I applaud the 28th May initiative and ask God to permanently break the silence. My 1st menstrual experience was a horrible one. I was living with my sister and when I realized something that seemed abnormal then; blood on my under wear I was so scared! I could not tell her because I felt so ashamed. I got some old clothes padded myself but this caused more embarrassment because I think I used such a big clothe that I could hardly walk. My sister called me and asked if I was raped I was so embarrassed. I did not know what to tell her. Then I thought that may be it is to. I thought everybody is going to laugh at me just as it happened to girls at school then I would not go back to school again. My sister showed me what I should do but that made me feel more embarrassed. We need to break the silence.
I started my period at the age of 12 years-old. It arrived around three in the afternoon, while I was doing my chores. All I can remember is the vivid red spot on my panties and thinking wow I really need to tell someone. My mother wasn’t around so I told my Aunt Tudy a close family friend…I just couldn’t hold it in. My mom arrived a few hours later and before I could tell her my Aunt Tudy spilled the beans. My Mother walked away, called me into her room and asked why I didn’t wait until she got home first, for she was my mother and had the right to know first. She was disappointed in me and I was disappointed in myself. She stayed upset for a while, and then she proceeded with her chilling African style lecture on my new journey into womanhood. Essentially I was told if I even looked at a boy too closely let alone allowed a boy to touch me, I would get pregnant and ruin my life forever. There was no sex education, no hugs, no welcome to womanhood rite of passage pow wow. This is essentially how I remember my first period.
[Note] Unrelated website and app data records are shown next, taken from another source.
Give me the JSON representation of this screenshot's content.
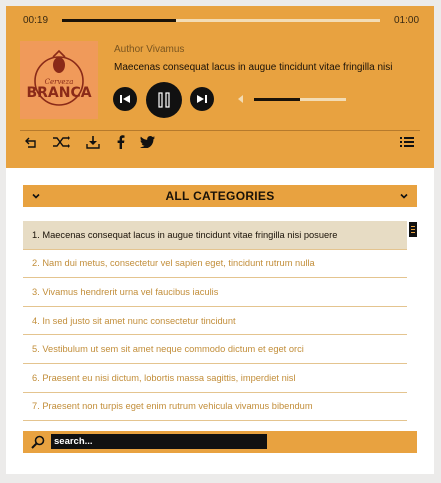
{
  "player": {
    "current_time": "00:19",
    "duration": "01:00",
    "progress_fraction": 0.36,
    "volume_fraction": 0.5,
    "cover": {
      "brand": "BRANCA",
      "script": "Cerveza"
    },
    "author": "Author Vivamus",
    "track_title": "Maecenas consequat lacus in augue tincidunt vitae fringilla nisi",
    "controls": [
      "prev-icon",
      "pause-icon",
      "next-icon",
      "volume-icon"
    ],
    "toolbar_icons": [
      "undo-icon",
      "shuffle-icon",
      "download-icon",
      "facebook-icon",
      "twitter-icon",
      "playlist-icon"
    ]
  },
  "categories": {
    "title": "ALL CATEGORIES"
  },
  "playlist": {
    "active_index": 0,
    "items": [
      "1. Maecenas consequat lacus in augue tincidunt vitae fringilla nisi posuere",
      "2. Nam dui metus, consectetur vel sapien eget, tincidunt rutrum nulla",
      "3. Vivamus hendrerit urna vel faucibus iaculis",
      "4. In sed justo sit amet nunc consectetur tincidunt",
      "5. Vestibulum ut sem sit amet neque commodo dictum et eget orci",
      "6. Praesent eu nisi dictum, lobortis massa sagittis, imperdiet nisl",
      "7. Praesent non turpis eget enim rutrum vehicula vivamus bibendum"
    ]
  },
  "search": {
    "placeholder": "search..."
  },
  "colors": {
    "accent": "#e8a240",
    "active_row": "#e7dcc4",
    "inactive_text": "#c28e3a",
    "dark": "#111111"
  }
}
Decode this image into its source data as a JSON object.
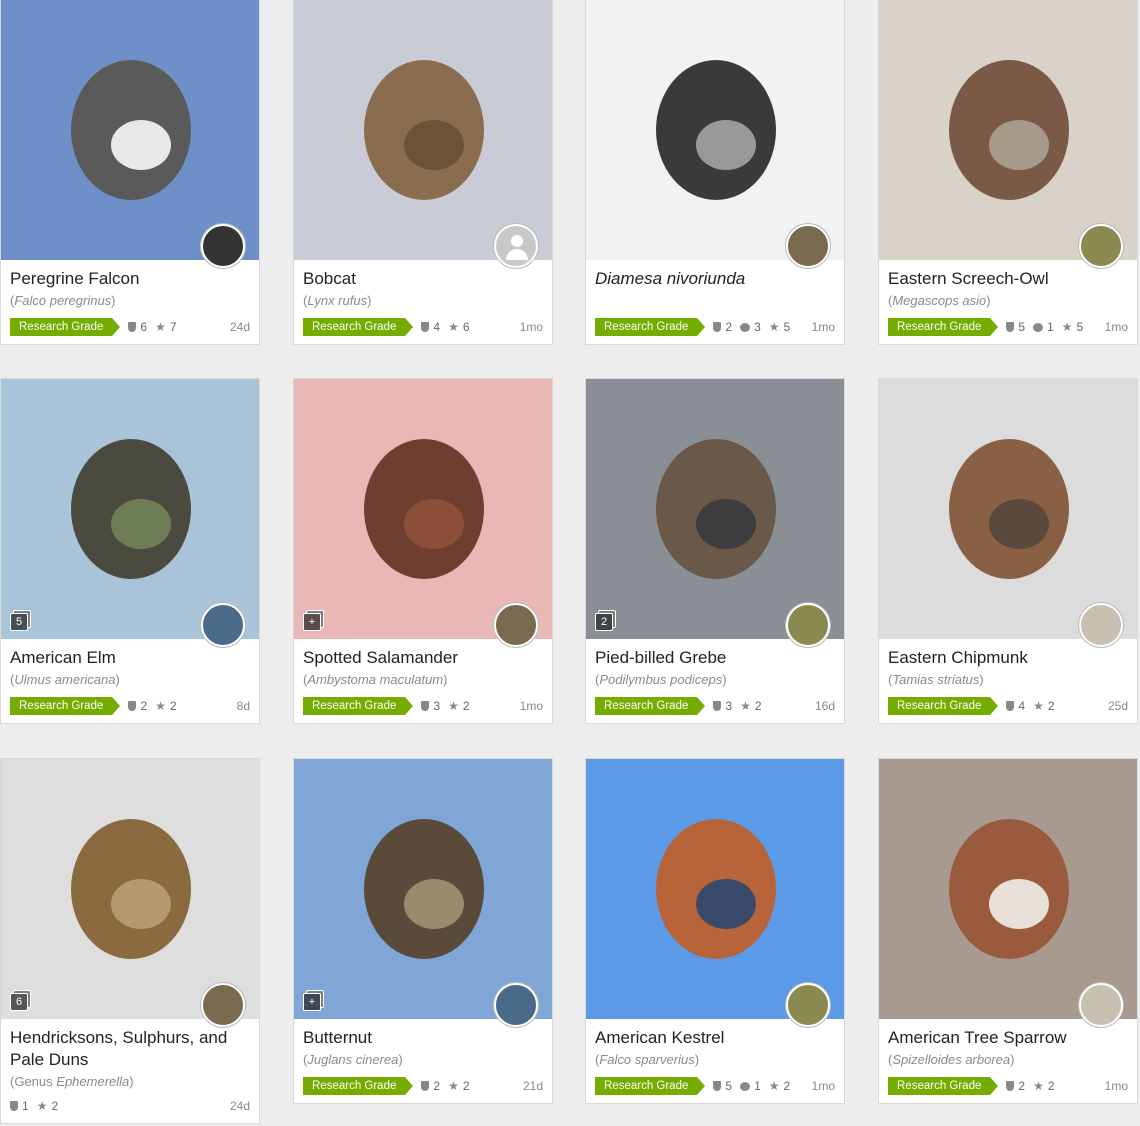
{
  "observations": [
    {
      "common_name": "Peregrine Falcon",
      "sci_prefix": "",
      "sci_name": "Falco peregrinus",
      "quality": "Research Grade",
      "ids": "6",
      "comments": "",
      "faves": "7",
      "age": "24d",
      "photo_count": "",
      "avatar": "photo",
      "colors": {
        "bg": "#6e8fc7",
        "a": "#5a5a5a",
        "b": "#e8e8e8",
        "av": "#333333"
      }
    },
    {
      "common_name": "Bobcat",
      "sci_prefix": "",
      "sci_name": "Lynx rufus",
      "quality": "Research Grade",
      "ids": "4",
      "comments": "",
      "faves": "6",
      "age": "1mo",
      "photo_count": "",
      "avatar": "default",
      "colors": {
        "bg": "#c9ccd6",
        "a": "#8a6d4e",
        "b": "#6b5238",
        "av": "#c8c8c8"
      }
    },
    {
      "common_name": "Diamesa nivoriunda",
      "sci_prefix": "",
      "sci_name": "",
      "quality": "Research Grade",
      "ids": "2",
      "comments": "3",
      "faves": "5",
      "age": "1mo",
      "photo_count": "",
      "avatar": "photo",
      "colors": {
        "bg": "#f2f2f2",
        "a": "#3a3a3a",
        "b": "#999999",
        "av": "#7a6a50"
      }
    },
    {
      "common_name": "Eastern Screech-Owl",
      "sci_prefix": "",
      "sci_name": "Megascops asio",
      "quality": "Research Grade",
      "ids": "5",
      "comments": "1",
      "faves": "5",
      "age": "1mo",
      "photo_count": "",
      "avatar": "photo",
      "colors": {
        "bg": "#d8d2c8",
        "a": "#7a5a46",
        "b": "#a89a88",
        "av": "#8a8a50"
      }
    },
    {
      "common_name": "American Elm",
      "sci_prefix": "",
      "sci_name": "Ulmus americana",
      "quality": "Research Grade",
      "ids": "2",
      "comments": "",
      "faves": "2",
      "age": "8d",
      "photo_count": "5",
      "avatar": "photo",
      "colors": {
        "bg": "#a9c3d8",
        "a": "#4a4a3e",
        "b": "#6f7d56",
        "av": "#4a6a8a"
      }
    },
    {
      "common_name": "Spotted Salamander",
      "sci_prefix": "",
      "sci_name": "Ambystoma maculatum",
      "quality": "Research Grade",
      "ids": "3",
      "comments": "",
      "faves": "2",
      "age": "1mo",
      "photo_count": "+",
      "avatar": "photo",
      "colors": {
        "bg": "#e8b7b6",
        "a": "#6e3e2e",
        "b": "#8b4f3a",
        "av": "#7a6a50"
      }
    },
    {
      "common_name": "Pied-billed Grebe",
      "sci_prefix": "",
      "sci_name": "Podilymbus podiceps",
      "quality": "Research Grade",
      "ids": "3",
      "comments": "",
      "faves": "2",
      "age": "16d",
      "photo_count": "2",
      "avatar": "photo",
      "colors": {
        "bg": "#8a8f96",
        "a": "#6a5848",
        "b": "#3e3e40",
        "av": "#8a8a50"
      }
    },
    {
      "common_name": "Eastern Chipmunk",
      "sci_prefix": "",
      "sci_name": "Tamias striatus",
      "quality": "Research Grade",
      "ids": "4",
      "comments": "",
      "faves": "2",
      "age": "25d",
      "photo_count": "",
      "avatar": "photo",
      "colors": {
        "bg": "#dcdcdc",
        "a": "#8a6044",
        "b": "#5a4a3e",
        "av": "#c8c0b0"
      }
    },
    {
      "common_name": "Hendricksons, Sulphurs, and Pale Duns",
      "sci_prefix": "Genus",
      "sci_name": "Ephemerella",
      "quality": "",
      "ids": "1",
      "comments": "",
      "faves": "2",
      "age": "24d",
      "photo_count": "6",
      "avatar": "photo",
      "colors": {
        "bg": "#dedede",
        "a": "#8a6a3e",
        "b": "#b49a6e",
        "av": "#7a6a50"
      }
    },
    {
      "common_name": "Butternut",
      "sci_prefix": "",
      "sci_name": "Juglans cinerea",
      "quality": "Research Grade",
      "ids": "2",
      "comments": "",
      "faves": "2",
      "age": "21d",
      "photo_count": "+",
      "avatar": "photo",
      "colors": {
        "bg": "#7fa6d6",
        "a": "#5a4a3a",
        "b": "#9a8a6e",
        "av": "#4a6a8a"
      }
    },
    {
      "common_name": "American Kestrel",
      "sci_prefix": "",
      "sci_name": "Falco sparverius",
      "quality": "Research Grade",
      "ids": "5",
      "comments": "1",
      "faves": "2",
      "age": "1mo",
      "photo_count": "",
      "avatar": "photo",
      "colors": {
        "bg": "#5a9ae6",
        "a": "#b8643a",
        "b": "#3a4a6a",
        "av": "#8a8a50"
      }
    },
    {
      "common_name": "American Tree Sparrow",
      "sci_prefix": "",
      "sci_name": "Spizelloides arborea",
      "quality": "Research Grade",
      "ids": "2",
      "comments": "",
      "faves": "2",
      "age": "1mo",
      "photo_count": "",
      "avatar": "photo",
      "colors": {
        "bg": "#a89a8e",
        "a": "#9a5a3e",
        "b": "#e8e0d8",
        "av": "#c8c0b0"
      }
    }
  ]
}
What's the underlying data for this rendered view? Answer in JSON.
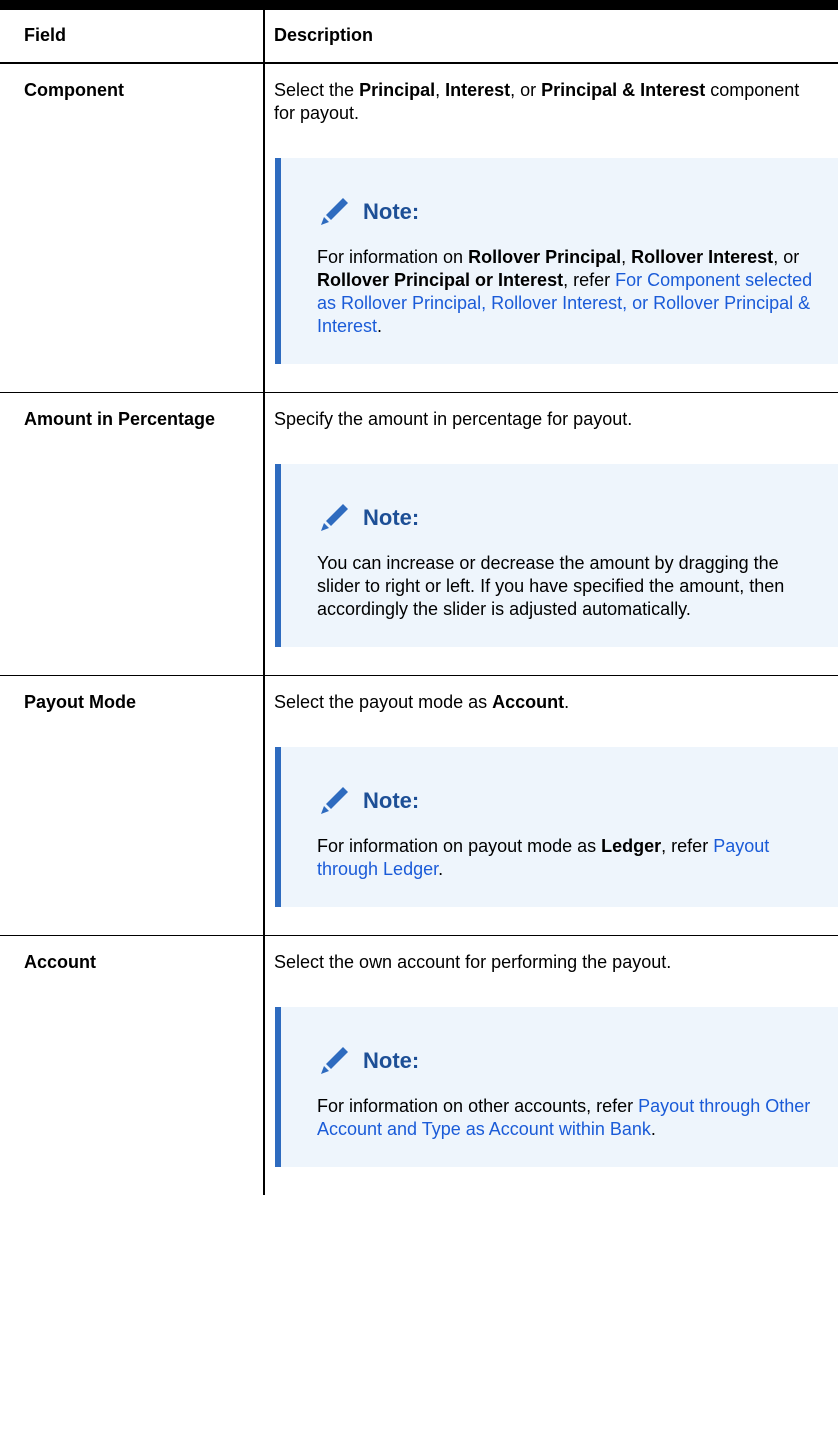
{
  "table": {
    "header": {
      "field": "Field",
      "description": "Description"
    },
    "note_title": "Note:",
    "rows": [
      {
        "field": "Component",
        "desc": {
          "p1": "Select the ",
          "b1": "Principal",
          "p2": ", ",
          "b2": "Interest",
          "p3": ", or ",
          "b3": "Principal & Interest",
          "p4": " component for payout."
        },
        "note": {
          "p1": "For information on ",
          "b1": "Rollover Principal",
          "p2": ", ",
          "b2": "Rollover Interest",
          "p3": ", or ",
          "b3": "Rollover Principal or Interest",
          "p4": ", refer ",
          "link": "For Component selected as Rollover Principal, Rollover Interest, or Rollover Principal & Interest",
          "p5": "."
        }
      },
      {
        "field": "Amount in Percentage",
        "desc": {
          "p1": "Specify the amount in percentage for payout."
        },
        "note": {
          "p1": "You can increase or decrease the amount by dragging the slider to right or left. If you have specified the amount, then accordingly the slider is adjusted automatically."
        }
      },
      {
        "field": "Payout Mode",
        "desc": {
          "p1": "Select the payout mode as ",
          "b1": "Account",
          "p2": "."
        },
        "note": {
          "p1": "For information on payout mode as ",
          "b1": "Ledger",
          "p2": ", refer ",
          "link": "Payout through Ledger",
          "p3": "."
        }
      },
      {
        "field": "Account",
        "desc": {
          "p1": "Select the own account for performing the payout."
        },
        "note": {
          "p1": "For information on other accounts, refer ",
          "link": "Payout through Other Account and Type as Account within Bank",
          "p2": "."
        }
      }
    ]
  },
  "colors": {
    "note_bg": "#eef5fc",
    "note_bar": "#2e6bbf",
    "note_title": "#1d4f96",
    "link": "#1a5bd8"
  },
  "icons": {
    "note": "pencil-icon"
  }
}
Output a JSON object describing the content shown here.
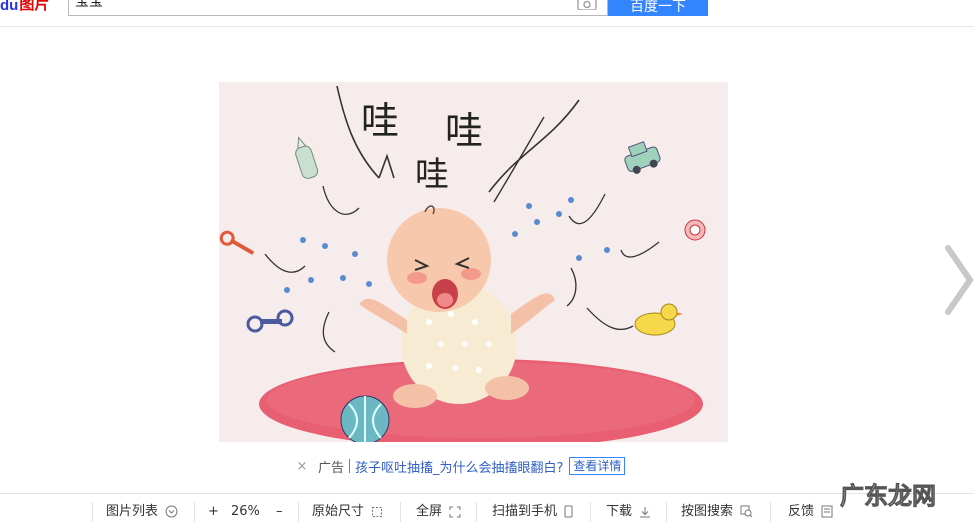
{
  "header": {
    "logo_du": "du",
    "logo_text": "图片",
    "search_value": "宝宝",
    "search_button": "百度一下"
  },
  "image": {
    "text_1": "哇",
    "text_2": "哇",
    "text_3": "哇"
  },
  "ad": {
    "close": "×",
    "tag": "广告",
    "link": "孩子呕吐抽搐_为什么会抽搐眼翻白?",
    "detail": "查看详情"
  },
  "toolbar": {
    "list": "图片列表",
    "zoom_in": "+",
    "zoom": "26%",
    "zoom_out": "–",
    "original": "原始尺寸",
    "fullscreen": "全屏",
    "scan": "扫描到手机",
    "download": "下载",
    "search_by_image": "按图搜索",
    "feedback": "反馈"
  },
  "watermark": {
    "text": "广东龙网"
  },
  "colors": {
    "search_button": "#3385ff",
    "logo_red": "#e10601",
    "logo_blue": "#2932e1",
    "link": "#3060c8"
  }
}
Well my experience is a bit different. I had older sisters that went through it and I knew what to expect. Plus, I was almost 15 when I got it and I already learned about it at school. The day I got it, I was so shy to ask for help but my sisters knew and they gave me the pads. And my sister (who is a nurse ) told me how often I have to change and what I had to do.